In addition to these grants, an investment of $400,000 will provide the infrastructure to create and begin implementing a gun-violence reduction strategy with Indy Public Safety Foundation (IPSF) serving as the fiscal administrator. This strategy includes a city-wide effort for street outreach coordination, a data-driven identification process in partnership with law enforcement, case conferencing among high-performing community-based organizations, and participant supports and engagement. The City of Indianapolis’ Office of Public Health and Safety (OPHS) will provide the ongoing management and implementation of the gun-violence reduction strategy.
“Deep-rooted and complex issues like gun violence require bold, collaborative solutions,” said Dane Nutty, executive director of IPSF. “We are excited to work alongside OPHS, public safety agencies and the community to interrupt the cycle of violence through this innovative new approach.”
GRANTS awarded from Violent Crime Prevention Grants Program
|B4U Fall||Operation Hotspot Interruption||$40,000|
|Boys & Girls Clubs of Indianapolis||Evening Reporting Center||$40,000|
|Brookside Community Development Corporation||Brookside Community Reentry & Bridge Academy||$45,000|
|Central Indiana Youth for Christ||City Life – Stop youth violence||$115,000|
|Community Action of Greater Indianapolis, Inc.||We CANN MOVE (Community Action Neighborhood Network’s Mobilize Our Voices for Engagement)||$150,000|
|Eclectic Soul VOICES Corporation||Where Power meets Promise||$80,000|
|Edna Martin Christian Center||ACTIVE Adults||$50,000|
|Eskenazi Health Foundation||Eskenazi Health Prescription for Hope||$100,000|
|Eskenazi Health Foundation||Indy Heartbeat||$75,000|
|Flanner House of Indianapolis, Inc.||Flanner House Crime Prevention||$50,000|
|Goodwill of Central & Southern Indiana||Goodwill’s New Beginnings Program, Tiered Model to Reentry||$50,000|
|Greater Indianapolis Progress Committee||Marion County Reentry Coalition (MCRC)||$75,000|
|Groundwork Indy||Groundwork Indy Youth Development Programs: Green Team & GroundCorp||$55,000|
|Horizon House, Inc.||Reentry: Homeless to Housed||$75,000|
|Indianapolis Legal Aid Society, Inc.||Indianapolis Legal Aid Reentry Project||$50,000|
|Indy Public Safety Foundation||Gun Violence Reduction Strategy||$400,000|
|John H. Boner Community Center||Rapid Response Reentry Program||$35,000|
|Mackida Loveal & Trip Mentoring Outreach Center||ROAR (RESILENTLY OVERCOMING ADVERSITIES RISE)||$80,000|
|Neighborhood Christian Legal Clinic||Project GRACE (Guided Reentry Assistance and Community Education).||$50,000|

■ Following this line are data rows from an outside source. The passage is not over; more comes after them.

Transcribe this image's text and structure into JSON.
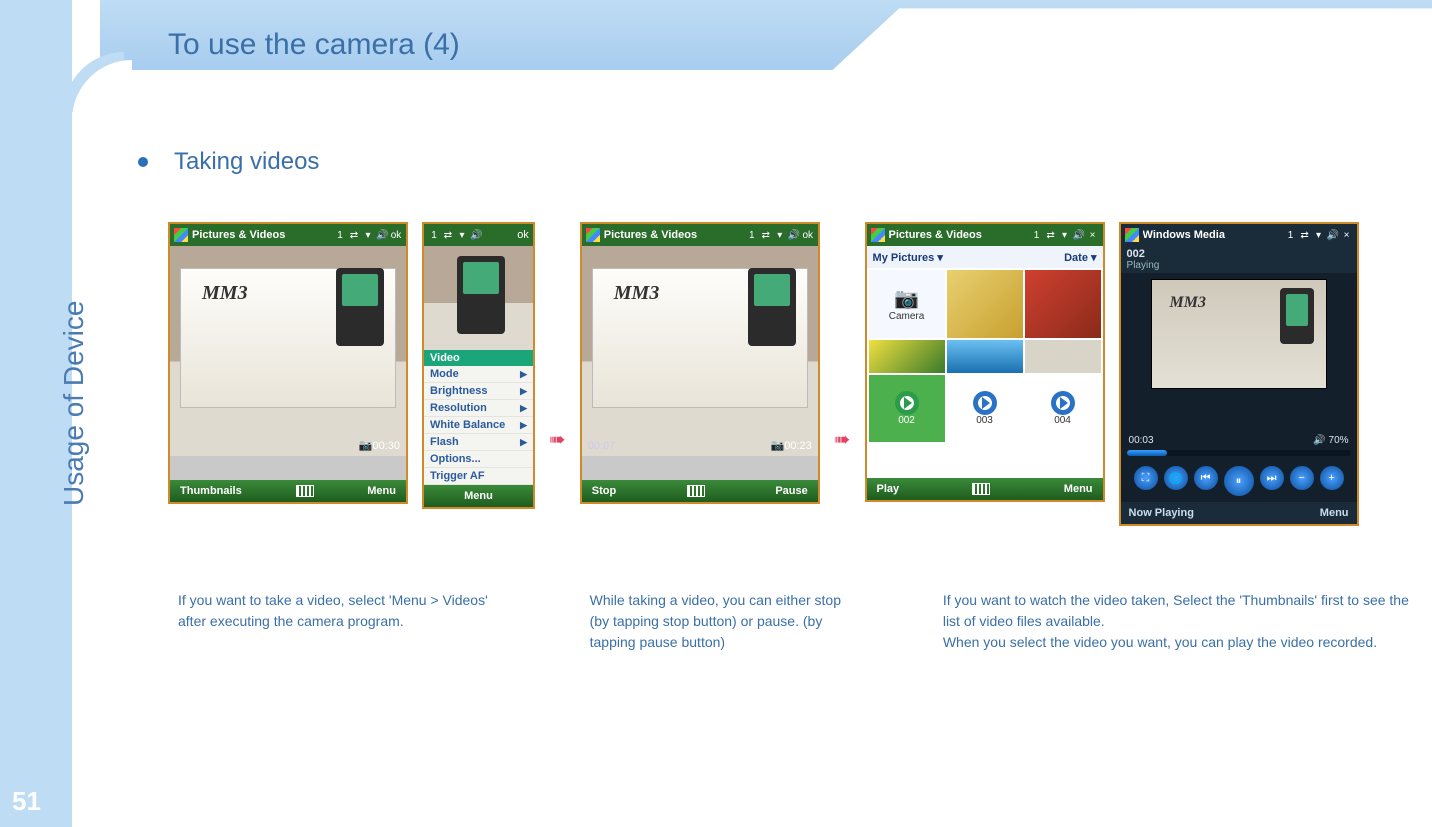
{
  "page": {
    "title": "To use the camera (4)",
    "sidebar_label": "Usage of Device",
    "page_number": "51",
    "bullet": "Taking videos"
  },
  "screenshots": {
    "s1": {
      "titlebar": "Pictures & Videos",
      "tb_right": "ok",
      "timer_right": "00:30",
      "soft_left": "Thumbnails",
      "soft_right": "Menu",
      "mm3": "MM3"
    },
    "s1b": {
      "tb_right": "ok",
      "menu_header": "Video",
      "menu_items": [
        "Mode",
        "Brightness",
        "Resolution",
        "White Balance",
        "Flash",
        "Options...",
        "Trigger AF"
      ],
      "soft": "Menu"
    },
    "s2": {
      "titlebar": "Pictures & Videos",
      "tb_right": "ok",
      "timer_left": "00:07",
      "timer_right": "00:23",
      "soft_left": "Stop",
      "soft_right": "Pause",
      "mm3": "MM3"
    },
    "s3": {
      "titlebar": "Pictures & Videos",
      "tb_right": "×",
      "sub_left": "My Pictures",
      "sub_right": "Date",
      "thumbs": {
        "camera_label": "Camera",
        "v1": "002",
        "v2": "003",
        "v3": "004"
      },
      "soft_left": "Play",
      "soft_right": "Menu"
    },
    "s4": {
      "titlebar": "Windows Media",
      "tb_right": "×",
      "clip_name": "002",
      "clip_state": "Playing",
      "time": "00:03",
      "volume": "70%",
      "soft_left": "Now Playing",
      "soft_right": "Menu",
      "mm3": "MM3"
    }
  },
  "captions": {
    "c1": "If you want to take a video, select 'Menu > Videos' after executing the camera program.",
    "c2": "While taking a video, you can either stop (by tapping stop button) or pause. (by tapping pause button)",
    "c3a": "If you want to watch the video taken, Select the 'Thumbnails' first to see the list of video files available.",
    "c3b": "When you select the video you want, you can play the video recorded."
  }
}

|PACE, Inc.||Preventing crime through effective reentry||$90,000|
|Pathway Resource Center, Inc.||Project HOT (Helping Others Transform)||$80,000|

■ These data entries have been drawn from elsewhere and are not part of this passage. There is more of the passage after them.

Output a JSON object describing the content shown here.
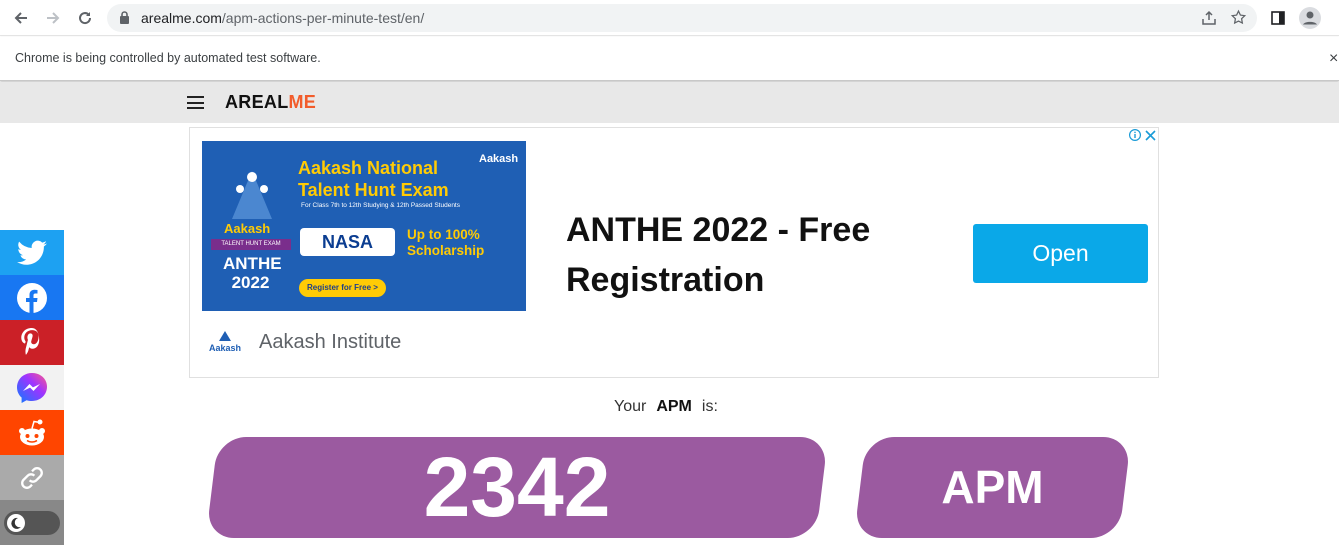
{
  "browser": {
    "url_domain": "arealme.com",
    "url_path": "/apm-actions-per-minute-test/en/",
    "infobar_text": "Chrome is being controlled by automated test software.",
    "infobar_close": "×"
  },
  "header": {
    "logo_main": "AREAL",
    "logo_accent": "ME"
  },
  "ad": {
    "banner_title": "Aakash National Talent Hunt Exam",
    "banner_sub": "For Class 7th to 12th Studying & 12th Passed Students",
    "banner_trip": "NASA",
    "banner_scholarship": "Up to 100% Scholarship",
    "banner_register": "Register for Free >",
    "banner_logo": "Aakash",
    "banner_tag": "TALENT HUNT EXAM",
    "banner_anthe": "ANTHE 2022",
    "headline": "ANTHE 2022 - Free Registration",
    "cta": "Open",
    "advertiser": "Aakash Institute",
    "advertiser_logo": "Aakash"
  },
  "result": {
    "prefix": "Your",
    "metric": "APM",
    "suffix": "is:",
    "score": "2342",
    "unit": "APM"
  },
  "colors": {
    "result_bg": "#9b5aa0",
    "logo_accent": "#f25c2b",
    "ad_button": "#0aa8e8"
  }
}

|Reach For Youth, Inc||Preventing Crime and Recidivism through Positive Youth Development Services||$70,000|
|Step-Up, Inc.||Forensic Social Work in Action: Reentry Services at Step-Up, Inc.||$70,000|
|The Bail Project||Indianapolis Bail Fund Site||$100,000|
|Thomas Ridley’s 1 Like Me||1LikeMe CCP 2.0 – Investing in Human and Social Capital||$85,000|
|Workforce, Inc (DBA RecycleForce)||From Prisoner to Citizen||$90,000|
ABOUT THe Violent Crime Prevention Grants Program
In August 2006, the Community Crime Prevention task force was convened to study the root causes of crime in the community, determine the types of programs most likely to prevent crime or effectively intervene in the lives of those at risk of criminal behavior, and make recommendations about how the community could prevent crime in the future. At the request of the City-County Council in April 2013, The Indianapolis Foundation, an affiliate of Central Indiana Community Foundation (CICF), entered into a contract with the City of Indianapolis to manage the Community Crime Prevention Grant program (renamed as the Violent Crime Prevention Grants Program after the Council’s passage of Proposal 69 this year). The Indianapolis Foundation has worked to create a process that is transparent and holistic in its approach of administering public resources to achieve the greatest public impact. Learn more about the Violent Crime Prevention Grants Program.